The Discovery of Lepenski Vir

Lepenski Vir is the product of discovery of Dragoslav Srejovic, a professor who was involved in the excavation project which was undertaken because of the development of an artificial lake (Djardap). The professor not only discovered the site, but also explored and researched the artefacts found during the continued excavations.

This discovery took place on August 30, 1960, on the lot that is said to have been owned by a farmer, Manojlo Milošević.

Following the discovery, the very first excavation was conducted five years later, and in 1966, the site was regarded as Yugoslavia’s cultural monument. Continued excavations led to a further discovery of Mesolithic sculptures in 1967. The excavations, however, came to an end in 1971 when the site was relocated to a more raised position to prevent flooding that would result from an artificial lake (Đerdap Lake) which had just been formed from the construction of a hydroelectric power station. It now enjoys protection from the Republic of Serbia.

The location of the site is on the right side of the Danube riverbank and within the Iron Gates Gorge. It is composed of a number of archaeological phases, including the Lepenski Vir, Vir Ia-e, Vir II and Vir III. These have emerged due to the excavation of the main site and nearby villages, leading to other important discoveries. Additional sites which have been linked to the Lepenski Vir include Padina, Ikaona, Hajdučka Vodenica, Vlasac, and Kladovska Skela, among others. There are a total of 10 sites.
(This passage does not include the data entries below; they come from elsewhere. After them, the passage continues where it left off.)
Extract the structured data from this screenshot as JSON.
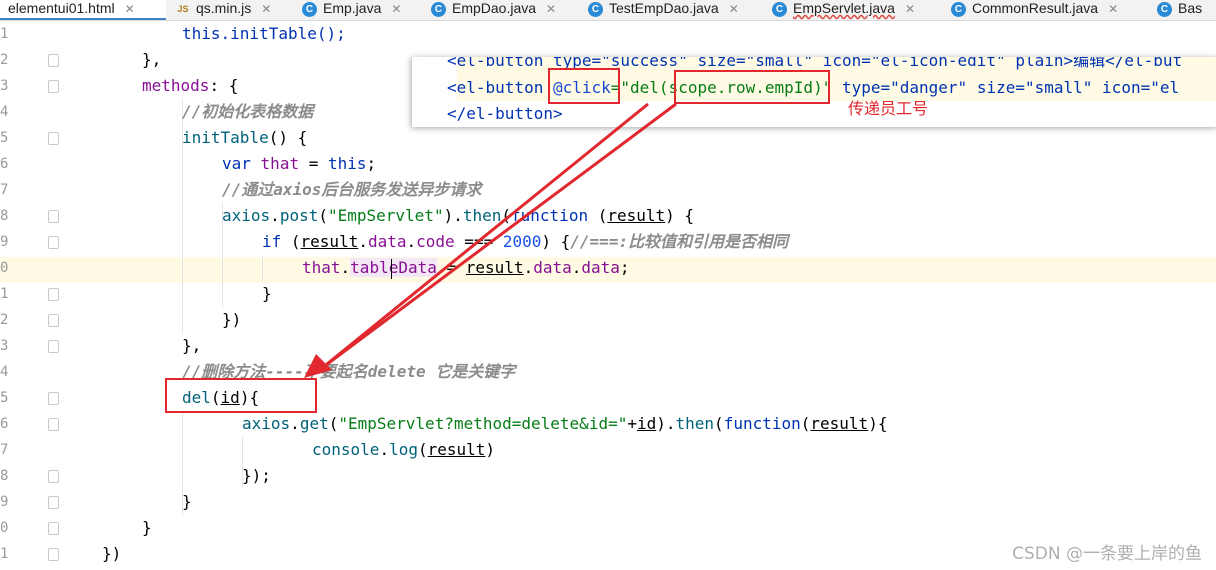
{
  "tabs": [
    {
      "name": "elementui01.html",
      "icon": "html-file-icon",
      "active": true
    },
    {
      "name": "qs.min.js",
      "icon": "js-file-icon",
      "active": false
    },
    {
      "name": "Emp.java",
      "icon": "java-class-icon",
      "active": false
    },
    {
      "name": "EmpDao.java",
      "icon": "java-class-icon",
      "active": false
    },
    {
      "name": "TestEmpDao.java",
      "icon": "java-class-icon",
      "active": false
    },
    {
      "name": "EmpServlet.java",
      "icon": "java-class-icon",
      "active": false
    },
    {
      "name": "CommonResult.java",
      "icon": "java-class-icon",
      "active": false
    },
    {
      "name": "Bas",
      "icon": "java-class-icon",
      "active": false
    }
  ],
  "line_numbers": [
    "1",
    "2",
    "3",
    "4",
    "5",
    "6",
    "7",
    "8",
    "9",
    "0",
    "1",
    "2",
    "3",
    "4",
    "5",
    "6",
    "7",
    "8",
    "9",
    "0",
    "1"
  ],
  "code": {
    "l1": "this.initTable();",
    "l2": "},",
    "l3_key": "methods",
    "l3_rest": ": {",
    "l4_comment": "//初始化表格数据",
    "l5_fn": "initTable",
    "l5_rest": "() {",
    "l6_var": "var",
    "l6_name": "that",
    "l6_eq": " = ",
    "l6_this": "this",
    "l6_end": ";",
    "l7_comment": "//通过axios后台服务发送异步请求",
    "l8_axios": "axios",
    "l8_post": "post",
    "l8_str": "\"EmpServlet\"",
    "l8_then": "then",
    "l8_function": "function",
    "l8_result": "result",
    "l9_if": "if",
    "l9_result": "result",
    "l9_data": "data",
    "l9_code": "code",
    "l9_op": " === ",
    "l9_num": "2000",
    "l9_brace": ") {",
    "l9_comment": "//===:比较值和引用是否相同",
    "l10_that": "that",
    "l10_prop": "tableData",
    "l10_eq": " = ",
    "l10_result": "result",
    "l10_data1": "data",
    "l10_data2": "data",
    "l11": "}",
    "l12": "})",
    "l13": "},",
    "l14_comment": "//删除方法----不要起名delete 它是关键字",
    "l15_fn": "del",
    "l15_id": "id",
    "l15_end": "){",
    "l16_axios": "axios",
    "l16_get": "get",
    "l16_str": "\"EmpServlet?method=delete&id=\"",
    "l16_plus": "+",
    "l16_id": "id",
    "l16_then": "then",
    "l16_function": "function",
    "l16_result": "result",
    "l16_end": "){",
    "l17_console": "console",
    "l17_log": "log",
    "l17_result": "result",
    "l18": "});",
    "l19": "}",
    "l20": "}",
    "l21": "})"
  },
  "popup": {
    "line1": "<el-button type=\"success\" size=\"small\" icon=\"el-icon-edit\" plain>编辑</el-but",
    "line2_tag": "<el-button",
    "line2_click": "@click",
    "line2_eq": "=\"del(",
    "line2_scope": "scope.row.empId",
    "line2_close": ")\"",
    "line2_rest": " type=\"danger\" size=\"small\" icon=\"el",
    "line3": "</el-button>"
  },
  "annotation": "传递员工号",
  "watermark": "CSDN @一条要上岸的鱼",
  "colors": {
    "highlight": "#e0282e",
    "keyword": "#0033b3",
    "string": "#067d17"
  }
}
There has been a discrepancy in the dating of the early settlements. However, data suggest that the commencement could have been from 9500 to 7200 BC. The large gap between the proposed years is because of lack of precision of the hydrocarbon dating which provides only estimates. Other villages were also found to have begun at around 6400 BC and ended at around 4900 BC.